» **Data for review**:

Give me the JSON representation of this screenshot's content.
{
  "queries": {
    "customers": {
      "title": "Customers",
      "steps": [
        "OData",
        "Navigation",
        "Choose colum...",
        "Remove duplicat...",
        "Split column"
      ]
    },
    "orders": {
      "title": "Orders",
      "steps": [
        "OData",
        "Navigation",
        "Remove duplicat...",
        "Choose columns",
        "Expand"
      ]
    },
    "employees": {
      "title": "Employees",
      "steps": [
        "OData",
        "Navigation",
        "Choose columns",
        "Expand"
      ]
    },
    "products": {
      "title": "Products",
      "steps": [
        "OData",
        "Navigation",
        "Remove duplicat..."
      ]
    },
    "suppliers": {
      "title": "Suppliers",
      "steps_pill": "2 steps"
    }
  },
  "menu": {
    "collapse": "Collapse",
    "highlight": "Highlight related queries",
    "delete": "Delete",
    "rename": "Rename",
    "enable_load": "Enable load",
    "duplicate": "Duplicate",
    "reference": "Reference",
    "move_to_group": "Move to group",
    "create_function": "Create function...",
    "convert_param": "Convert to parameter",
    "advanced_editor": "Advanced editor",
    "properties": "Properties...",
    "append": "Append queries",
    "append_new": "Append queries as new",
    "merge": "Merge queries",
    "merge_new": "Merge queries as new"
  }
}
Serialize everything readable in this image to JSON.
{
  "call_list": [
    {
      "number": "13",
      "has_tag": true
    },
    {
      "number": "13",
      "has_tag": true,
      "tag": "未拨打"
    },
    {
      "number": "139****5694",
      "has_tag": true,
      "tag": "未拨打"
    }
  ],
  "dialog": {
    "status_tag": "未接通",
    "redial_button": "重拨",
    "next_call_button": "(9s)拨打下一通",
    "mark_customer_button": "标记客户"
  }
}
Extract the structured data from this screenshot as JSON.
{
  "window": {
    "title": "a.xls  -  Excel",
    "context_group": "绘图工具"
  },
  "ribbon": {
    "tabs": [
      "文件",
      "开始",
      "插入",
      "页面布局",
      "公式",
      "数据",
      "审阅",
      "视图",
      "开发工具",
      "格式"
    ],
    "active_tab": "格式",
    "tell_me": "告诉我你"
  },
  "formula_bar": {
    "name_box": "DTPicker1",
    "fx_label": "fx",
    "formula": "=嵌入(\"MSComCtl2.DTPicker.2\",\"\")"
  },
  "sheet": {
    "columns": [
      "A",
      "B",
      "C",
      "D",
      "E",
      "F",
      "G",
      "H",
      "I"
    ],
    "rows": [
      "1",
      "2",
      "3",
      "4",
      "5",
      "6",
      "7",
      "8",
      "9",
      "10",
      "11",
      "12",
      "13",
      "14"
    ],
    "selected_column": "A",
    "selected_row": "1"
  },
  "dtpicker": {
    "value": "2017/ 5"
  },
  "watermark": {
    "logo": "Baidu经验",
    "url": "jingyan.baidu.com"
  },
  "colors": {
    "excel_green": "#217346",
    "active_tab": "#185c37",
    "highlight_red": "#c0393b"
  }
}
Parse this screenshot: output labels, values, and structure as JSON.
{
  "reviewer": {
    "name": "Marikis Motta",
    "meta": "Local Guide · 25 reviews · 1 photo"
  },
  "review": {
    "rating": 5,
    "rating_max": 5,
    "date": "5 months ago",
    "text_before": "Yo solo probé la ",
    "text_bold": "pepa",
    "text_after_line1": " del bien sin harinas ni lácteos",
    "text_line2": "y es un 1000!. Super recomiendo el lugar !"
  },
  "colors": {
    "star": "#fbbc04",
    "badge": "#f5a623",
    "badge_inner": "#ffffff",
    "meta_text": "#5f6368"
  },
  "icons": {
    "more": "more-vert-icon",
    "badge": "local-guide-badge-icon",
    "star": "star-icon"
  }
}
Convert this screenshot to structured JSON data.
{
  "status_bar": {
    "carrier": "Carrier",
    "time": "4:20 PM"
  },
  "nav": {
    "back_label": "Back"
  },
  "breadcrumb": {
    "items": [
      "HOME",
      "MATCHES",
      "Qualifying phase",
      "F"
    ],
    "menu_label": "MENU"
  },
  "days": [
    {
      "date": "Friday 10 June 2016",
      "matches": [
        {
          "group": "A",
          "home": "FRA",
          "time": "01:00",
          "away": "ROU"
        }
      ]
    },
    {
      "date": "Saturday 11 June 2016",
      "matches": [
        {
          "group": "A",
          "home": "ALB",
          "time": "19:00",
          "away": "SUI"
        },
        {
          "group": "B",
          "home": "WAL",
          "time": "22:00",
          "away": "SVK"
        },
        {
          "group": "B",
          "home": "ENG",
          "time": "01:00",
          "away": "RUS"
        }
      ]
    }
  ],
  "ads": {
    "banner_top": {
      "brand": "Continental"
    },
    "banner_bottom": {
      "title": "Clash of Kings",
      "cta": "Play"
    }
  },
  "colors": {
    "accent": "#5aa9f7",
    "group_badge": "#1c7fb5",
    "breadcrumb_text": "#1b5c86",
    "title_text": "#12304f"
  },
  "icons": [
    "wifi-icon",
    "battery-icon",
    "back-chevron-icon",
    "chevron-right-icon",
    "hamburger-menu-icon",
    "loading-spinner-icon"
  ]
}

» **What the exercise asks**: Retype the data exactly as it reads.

» **Solution**:
Give me the JSON representation of this screenshot's content.
{
  "queries": {
    "customers": {
      "title": "Customers",
      "steps": [
        "OData",
        "Navigation",
        "Choose colum...",
        "Remove duplicat...",
        "Split column"
      ]
    },
    "orders": {
      "title": "Orders",
      "steps": [
        "OData",
        "Navigation",
        "Remove duplicat...",
        "Choose columns",
        "Expand"
      ]
    },
    "employees": {
      "title": "Employees",
      "steps": [
        "OData",
        "Navigation",
        "Choose columns",
        "Expand"
      ]
    },
    "products": {
      "title": "Products",
      "steps": [
        "OData",
        "Navigation",
        "Remove duplicat..."
      ]
    },
    "suppliers": {
      "title": "Suppliers",
      "steps_pill": "2 steps"
    }
  },
  "menu": {
    "collapse": "Collapse",
    "highlight": "Highlight related queries",
    "delete": "Delete",
    "rename": "Rename",
    "enable_load": "Enable load",
    "duplicate": "Duplicate",
    "reference": "Reference",
    "move_to_group": "Move to group",
    "create_function": "Create function...",
    "convert_param": "Convert to parameter",
    "advanced_editor": "Advanced editor",
    "properties": "Properties...",
    "append": "Append queries",
    "append_new": "Append queries as new",
    "merge": "Merge queries",
    "merge_new": "Merge queries as new"
  }
}
Serialize everything readable in this image to JSON.
{
  "call_list": [
    {
      "number": "13",
      "has_tag": true
    },
    {
      "number": "13",
      "has_tag": true,
      "tag": "未拨打"
    },
    {
      "number": "139****5694",
      "has_tag": true,
      "tag": "未拨打"
    }
  ],
  "dialog": {
    "status_tag": "未接通",
    "redial_button": "重拨",
    "next_call_button": "(9s)拨打下一通",
    "mark_customer_button": "标记客户"
  }
}
Extract the structured data from this screenshot as JSON.
{
  "window": {
    "title": "a.xls  -  Excel",
    "context_group": "绘图工具"
  },
  "ribbon": {
    "tabs": [
      "文件",
      "开始",
      "插入",
      "页面布局",
      "公式",
      "数据",
      "审阅",
      "视图",
      "开发工具",
      "格式"
    ],
    "active_tab": "格式",
    "tell_me": "告诉我你"
  },
  "formula_bar": {
    "name_box": "DTPicker1",
    "fx_label": "fx",
    "formula": "=嵌入(\"MSComCtl2.DTPicker.2\",\"\")"
  },
  "sheet": {
    "columns": [
      "A",
      "B",
      "C",
      "D",
      "E",
      "F",
      "G",
      "H",
      "I"
    ],
    "rows": [
      "1",
      "2",
      "3",
      "4",
      "5",
      "6",
      "7",
      "8",
      "9",
      "10",
      "11",
      "12",
      "13",
      "14"
    ],
    "selected_column": "A",
    "selected_row": "1"
  },
  "dtpicker": {
    "value": "2017/ 5"
  },
  "watermark": {
    "logo": "Baidu经验",
    "url": "jingyan.baidu.com"
  },
  "colors": {
    "excel_green": "#217346",
    "active_tab": "#185c37",
    "highlight_red": "#c0393b"
  }
}
Parse this screenshot: output labels, values, and structure as JSON.
{
  "reviewer": {
    "name": "Marikis Motta",
    "meta": "Local Guide · 25 reviews · 1 photo"
  },
  "review": {
    "rating": 5,
    "rating_max": 5,
    "date": "5 months ago",
    "text_before": "Yo solo probé la ",
    "text_bold": "pepa",
    "text_after_line1": " del bien sin harinas ni lácteos",
    "text_line2": "y es un 1000!. Super recomiendo el lugar !"
  },
  "colors": {
    "star": "#fbbc04",
    "badge": "#f5a623",
    "badge_inner": "#ffffff",
    "meta_text": "#5f6368"
  },
  "icons": {
    "more": "more-vert-icon",
    "badge": "local-guide-badge-icon",
    "star": "star-icon"
  }
}
Convert this screenshot to structured JSON data.
{
  "status_bar": {
    "carrier": "Carrier",
    "time": "4:20 PM"
  },
  "nav": {
    "back_label": "Back"
  },
  "breadcrumb": {
    "items": [
      "HOME",
      "MATCHES",
      "Qualifying phase",
      "F"
    ],
    "menu_label": "MENU"
  },
  "days": [
    {
      "date": "Friday 10 June 2016",
      "matches": [
        {
          "group": "A",
          "home": "FRA",
          "time": "01:00",
          "away": "ROU"
        }
      ]
    },
    {
      "date": "Saturday 11 June 2016",
      "matches": [
        {
          "group": "A",
          "home": "ALB",
          "time": "19:00",
          "away": "SUI"
        },
        {
          "group": "B",
          "home": "WAL",
          "time": "22:00",
          "away": "SVK"
        },
        {
          "group": "B",
          "home": "ENG",
          "time": "01:00",
          "away": "RUS"
        }
      ]
    }
  ],
  "ads": {
    "banner_top": {
      "brand": "Continental"
    },
    "banner_bottom": {
      "title": "Clash of Kings",
      "cta": "Play"
    }
  },
  "colors": {
    "accent": "#5aa9f7",
    "group_badge": "#1c7fb5",
    "breadcrumb_text": "#1b5c86",
    "title_text": "#12304f"
  },
  "icons": [
    "wifi-icon",
    "battery-icon",
    "back-chevron-icon",
    "chevron-right-icon",
    "hamburger-menu-icon",
    "loading-spinner-icon"
  ]
}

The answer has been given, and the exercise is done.